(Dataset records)
..............................
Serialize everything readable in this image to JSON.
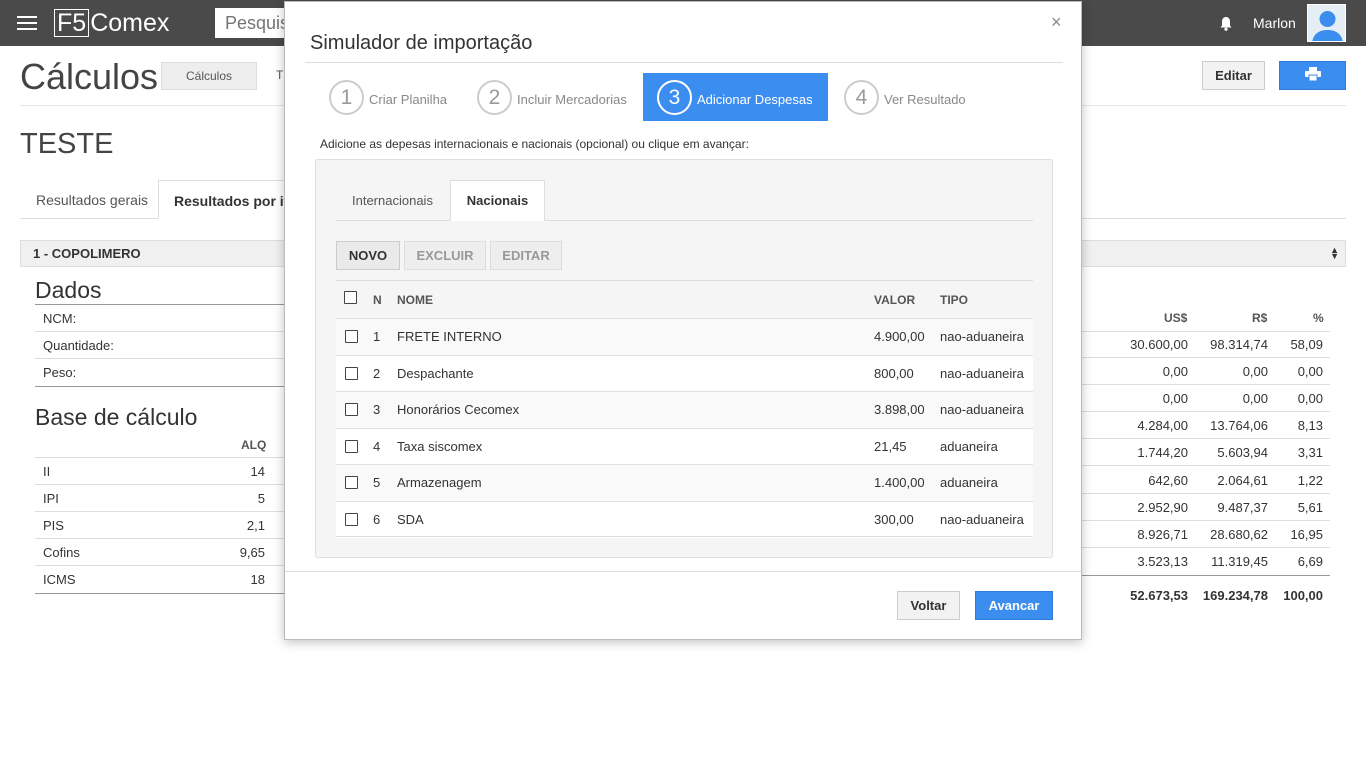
{
  "app": {
    "brand_prefix": "F5",
    "brand_suffix": "Comex",
    "search_placeholder": "Pesquisar",
    "username": "Marlon"
  },
  "page": {
    "title": "Cálculos",
    "breadcrumb": [
      "Cálculos",
      "T"
    ],
    "edit_label": "Editar",
    "subtitle": "TESTE",
    "tabs": [
      "Resultados gerais",
      "Resultados por item"
    ],
    "item_select": "1 - COPOLIMERO"
  },
  "dados": {
    "title": "Dados",
    "rows": [
      "NCM:",
      "Quantidade:",
      "Peso:"
    ]
  },
  "base": {
    "title": "Base de cálculo",
    "alq_header": "ALQ",
    "rows": [
      {
        "name": "II",
        "alq": "14"
      },
      {
        "name": "IPI",
        "alq": "5"
      },
      {
        "name": "PIS",
        "alq": "2,1"
      },
      {
        "name": "Cofins",
        "alq": "9,65"
      },
      {
        "name": "ICMS",
        "alq": "18"
      }
    ]
  },
  "right_table": {
    "headers": [
      "US$",
      "R$",
      "%"
    ],
    "rows": [
      [
        "30.600,00",
        "98.314,74",
        "58,09"
      ],
      [
        "0,00",
        "0,00",
        "0,00"
      ],
      [
        "0,00",
        "0,00",
        "0,00"
      ],
      [
        "4.284,00",
        "13.764,06",
        "8,13"
      ],
      [
        "1.744,20",
        "5.603,94",
        "3,31"
      ],
      [
        "642,60",
        "2.064,61",
        "1,22"
      ],
      [
        "2.952,90",
        "9.487,37",
        "5,61"
      ],
      [
        "8.926,71",
        "28.680,62",
        "16,95"
      ],
      [
        "3.523,13",
        "11.319,45",
        "6,69"
      ]
    ],
    "totals": [
      "52.673,53",
      "169.234,78",
      "100,00"
    ]
  },
  "modal": {
    "title": "Simulador de importação",
    "close": "×",
    "steps": [
      {
        "num": "1",
        "label": "Criar Planilha"
      },
      {
        "num": "2",
        "label": "Incluir Mercadorias"
      },
      {
        "num": "3",
        "label": "Adicionar Despesas"
      },
      {
        "num": "4",
        "label": "Ver Resultado"
      }
    ],
    "instruction": "Adicione as depesas internacionais e nacionais (opcional) ou clique em avançar:",
    "tabs": [
      "Internacionais",
      "Nacionais"
    ],
    "actions": {
      "novo": "NOVO",
      "excluir": "EXCLUIR",
      "editar": "EDITAR"
    },
    "table": {
      "headers": {
        "n": "N",
        "nome": "NOME",
        "valor": "VALOR",
        "tipo": "TIPO"
      },
      "rows": [
        {
          "n": "1",
          "nome": "FRETE INTERNO",
          "valor": "4.900,00",
          "tipo": "nao-aduaneira"
        },
        {
          "n": "2",
          "nome": "Despachante",
          "valor": "800,00",
          "tipo": "nao-aduaneira"
        },
        {
          "n": "3",
          "nome": "Honorários Cecomex",
          "valor": "3.898,00",
          "tipo": "nao-aduaneira"
        },
        {
          "n": "4",
          "nome": "Taxa siscomex",
          "valor": "21,45",
          "tipo": "aduaneira"
        },
        {
          "n": "5",
          "nome": "Armazenagem",
          "valor": "1.400,00",
          "tipo": "aduaneira"
        },
        {
          "n": "6",
          "nome": "SDA",
          "valor": "300,00",
          "tipo": "nao-aduaneira"
        }
      ]
    },
    "back_label": "Voltar",
    "next_label": "Avancar"
  },
  "colors": {
    "accent": "#3b8def",
    "topbar": "#4a4a4a"
  }
}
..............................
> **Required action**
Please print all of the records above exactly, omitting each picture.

> **Exercise answer**
Serialize everything readable in this image to JSON.
{
  "app": {
    "brand_prefix": "F5",
    "brand_suffix": "Comex",
    "search_placeholder": "Pesquisar",
    "username": "Marlon"
  },
  "page": {
    "title": "Cálculos",
    "breadcrumb": [
      "Cálculos",
      "T"
    ],
    "edit_label": "Editar",
    "subtitle": "TESTE",
    "tabs": [
      "Resultados gerais",
      "Resultados por item"
    ],
    "item_select": "1 - COPOLIMERO"
  },
  "dados": {
    "title": "Dados",
    "rows": [
      "NCM:",
      "Quantidade:",
      "Peso:"
    ]
  },
  "base": {
    "title": "Base de cálculo",
    "alq_header": "ALQ",
    "rows": [
      {
        "name": "II",
        "alq": "14"
      },
      {
        "name": "IPI",
        "alq": "5"
      },
      {
        "name": "PIS",
        "alq": "2,1"
      },
      {
        "name": "Cofins",
        "alq": "9,65"
      },
      {
        "name": "ICMS",
        "alq": "18"
      }
    ]
  },
  "right_table": {
    "headers": [
      "US$",
      "R$",
      "%"
    ],
    "rows": [
      [
        "30.600,00",
        "98.314,74",
        "58,09"
      ],
      [
        "0,00",
        "0,00",
        "0,00"
      ],
      [
        "0,00",
        "0,00",
        "0,00"
      ],
      [
        "4.284,00",
        "13.764,06",
        "8,13"
      ],
      [
        "1.744,20",
        "5.603,94",
        "3,31"
      ],
      [
        "642,60",
        "2.064,61",
        "1,22"
      ],
      [
        "2.952,90",
        "9.487,37",
        "5,61"
      ],
      [
        "8.926,71",
        "28.680,62",
        "16,95"
      ],
      [
        "3.523,13",
        "11.319,45",
        "6,69"
      ]
    ],
    "totals": [
      "52.673,53",
      "169.234,78",
      "100,00"
    ]
  },
  "modal": {
    "title": "Simulador de importação",
    "close": "×",
    "steps": [
      {
        "num": "1",
        "label": "Criar Planilha"
      },
      {
        "num": "2",
        "label": "Incluir Mercadorias"
      },
      {
        "num": "3",
        "label": "Adicionar Despesas"
      },
      {
        "num": "4",
        "label": "Ver Resultado"
      }
    ],
    "instruction": "Adicione as depesas internacionais e nacionais (opcional) ou clique em avançar:",
    "tabs": [
      "Internacionais",
      "Nacionais"
    ],
    "actions": {
      "novo": "NOVO",
      "excluir": "EXCLUIR",
      "editar": "EDITAR"
    },
    "table": {
      "headers": {
        "n": "N",
        "nome": "NOME",
        "valor": "VALOR",
        "tipo": "TIPO"
      },
      "rows": [
        {
          "n": "1",
          "nome": "FRETE INTERNO",
          "valor": "4.900,00",
          "tipo": "nao-aduaneira"
        },
        {
          "n": "2",
          "nome": "Despachante",
          "valor": "800,00",
          "tipo": "nao-aduaneira"
        },
        {
          "n": "3",
          "nome": "Honorários Cecomex",
          "valor": "3.898,00",
          "tipo": "nao-aduaneira"
        },
        {
          "n": "4",
          "nome": "Taxa siscomex",
          "valor": "21,45",
          "tipo": "aduaneira"
        },
        {
          "n": "5",
          "nome": "Armazenagem",
          "valor": "1.400,00",
          "tipo": "aduaneira"
        },
        {
          "n": "6",
          "nome": "SDA",
          "valor": "300,00",
          "tipo": "nao-aduaneira"
        }
      ]
    },
    "back_label": "Voltar",
    "next_label": "Avancar"
  },
  "colors": {
    "accent": "#3b8def",
    "topbar": "#4a4a4a"
  }
}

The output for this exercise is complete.